    In the era of fake news and alternative facts we must hold academic institutions to a higher standard for accuracy and fact-checking in stories like this. The contention that “Louisiana loses land at the rate of a football field every 45 minutes” is not supported by science. The fact that the statement in this article is hyperlinked to another piece of journalism, and neither includes a reference to a peer-reviewed scientific publication is deeply concerning. This practice heightens the problem with journalistic accuracy by creating an echo chamber of unsubstantiated claims.

    WWNO reporter Jesse Hardman explained the origin of the claim that Louisiana “is losing a football field an hour” in his March 3, 2015 story titled “Why Do We Measure Wetlands Loss In Football Fields”. The original claim came from a Super Bowl commercial, and it should be referenced as such. This claim is by far the most commonly used description of the status of the coastal wetlands in the popular press.

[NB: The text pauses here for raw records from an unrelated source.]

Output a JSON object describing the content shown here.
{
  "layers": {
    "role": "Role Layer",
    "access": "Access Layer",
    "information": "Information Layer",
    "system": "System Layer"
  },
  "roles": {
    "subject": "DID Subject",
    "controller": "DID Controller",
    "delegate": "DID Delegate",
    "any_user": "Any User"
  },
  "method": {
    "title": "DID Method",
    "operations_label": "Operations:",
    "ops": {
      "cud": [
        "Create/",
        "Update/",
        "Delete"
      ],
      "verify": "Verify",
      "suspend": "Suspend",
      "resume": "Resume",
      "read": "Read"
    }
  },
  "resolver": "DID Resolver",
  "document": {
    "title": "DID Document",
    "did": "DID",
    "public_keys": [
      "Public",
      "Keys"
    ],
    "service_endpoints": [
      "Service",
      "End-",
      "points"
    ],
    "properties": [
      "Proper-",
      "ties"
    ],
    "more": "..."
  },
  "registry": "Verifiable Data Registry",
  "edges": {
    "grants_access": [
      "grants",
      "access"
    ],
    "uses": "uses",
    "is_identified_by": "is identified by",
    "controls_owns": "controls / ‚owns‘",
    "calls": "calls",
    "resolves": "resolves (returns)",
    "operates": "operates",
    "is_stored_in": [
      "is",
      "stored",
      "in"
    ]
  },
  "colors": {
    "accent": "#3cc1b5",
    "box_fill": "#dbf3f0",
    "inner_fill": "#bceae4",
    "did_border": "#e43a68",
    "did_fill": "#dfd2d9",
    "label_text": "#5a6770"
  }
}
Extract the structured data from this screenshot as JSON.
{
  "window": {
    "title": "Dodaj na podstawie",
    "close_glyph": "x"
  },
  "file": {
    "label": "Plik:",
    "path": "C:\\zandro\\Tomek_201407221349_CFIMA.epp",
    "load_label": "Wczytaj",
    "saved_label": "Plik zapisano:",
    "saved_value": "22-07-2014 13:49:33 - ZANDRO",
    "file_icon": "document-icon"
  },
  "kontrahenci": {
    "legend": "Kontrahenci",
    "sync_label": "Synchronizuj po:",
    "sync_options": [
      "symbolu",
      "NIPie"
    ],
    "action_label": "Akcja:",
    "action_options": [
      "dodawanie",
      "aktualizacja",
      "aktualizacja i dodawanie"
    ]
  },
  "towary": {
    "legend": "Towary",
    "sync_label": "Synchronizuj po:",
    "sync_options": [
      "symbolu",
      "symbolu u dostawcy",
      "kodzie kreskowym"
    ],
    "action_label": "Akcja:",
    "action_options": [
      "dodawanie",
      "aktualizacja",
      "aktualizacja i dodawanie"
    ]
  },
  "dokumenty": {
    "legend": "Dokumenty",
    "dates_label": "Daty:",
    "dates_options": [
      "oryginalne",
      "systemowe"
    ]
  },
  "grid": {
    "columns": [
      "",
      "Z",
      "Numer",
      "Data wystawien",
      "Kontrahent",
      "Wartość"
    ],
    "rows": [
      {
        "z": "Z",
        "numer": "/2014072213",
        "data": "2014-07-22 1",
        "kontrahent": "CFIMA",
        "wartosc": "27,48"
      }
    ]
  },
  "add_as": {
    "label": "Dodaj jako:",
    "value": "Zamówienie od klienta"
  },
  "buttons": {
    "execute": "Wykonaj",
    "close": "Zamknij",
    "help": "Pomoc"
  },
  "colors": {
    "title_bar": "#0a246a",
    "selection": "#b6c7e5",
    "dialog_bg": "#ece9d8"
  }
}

    It is completely inaccurate, and its pervasive use underscores a significant problem with the press and science literacy. The metaphor is a corruption of a statement that originated with the U.S.G.S. Scientific Investigations Map 3164 “Land Area Change in Coastal Louisiana from 1932 to 2010”. The pamphlet that accompanies the map includes the sentences “Trend analyses from 1985 to 2010 show a wetland loss rate of 16.57 square miles per year. If this loss were to occur at a constant rate, it would equate to Louisiana losing an area the size of one football field per hour.” The analysis done by the U.S.G.S. was a very accurate trend analysis of rates and patterns in changes in land area over a fixed period of time. The football-field-an-hour metaphor was used to provide a visualization for the reader. It was clearly intended to represent an average rate of land loss determined by trend analysis over a quarter of a century time span. It was not intended to represent a constant rate of present-day land loss, as it was used in the article. The U.S.G.S. document clearly states that land loss rates have been decreasing from the high rates observed in the 1970s. It also noted “an interesting finding of this analysis may be observed in the increase in net land area in the 2009 and 2010 datasets.” These are the last two years of the study. The data indicate that not only is the application of the football metaphor for present-day land loss incorrect, the actual present day figures for land area change are closer to net gain than they are to net loss.

    Tulane would do the residents of south Louisiana a favor by taking the lead on correcting this commonly quoted alternative fact.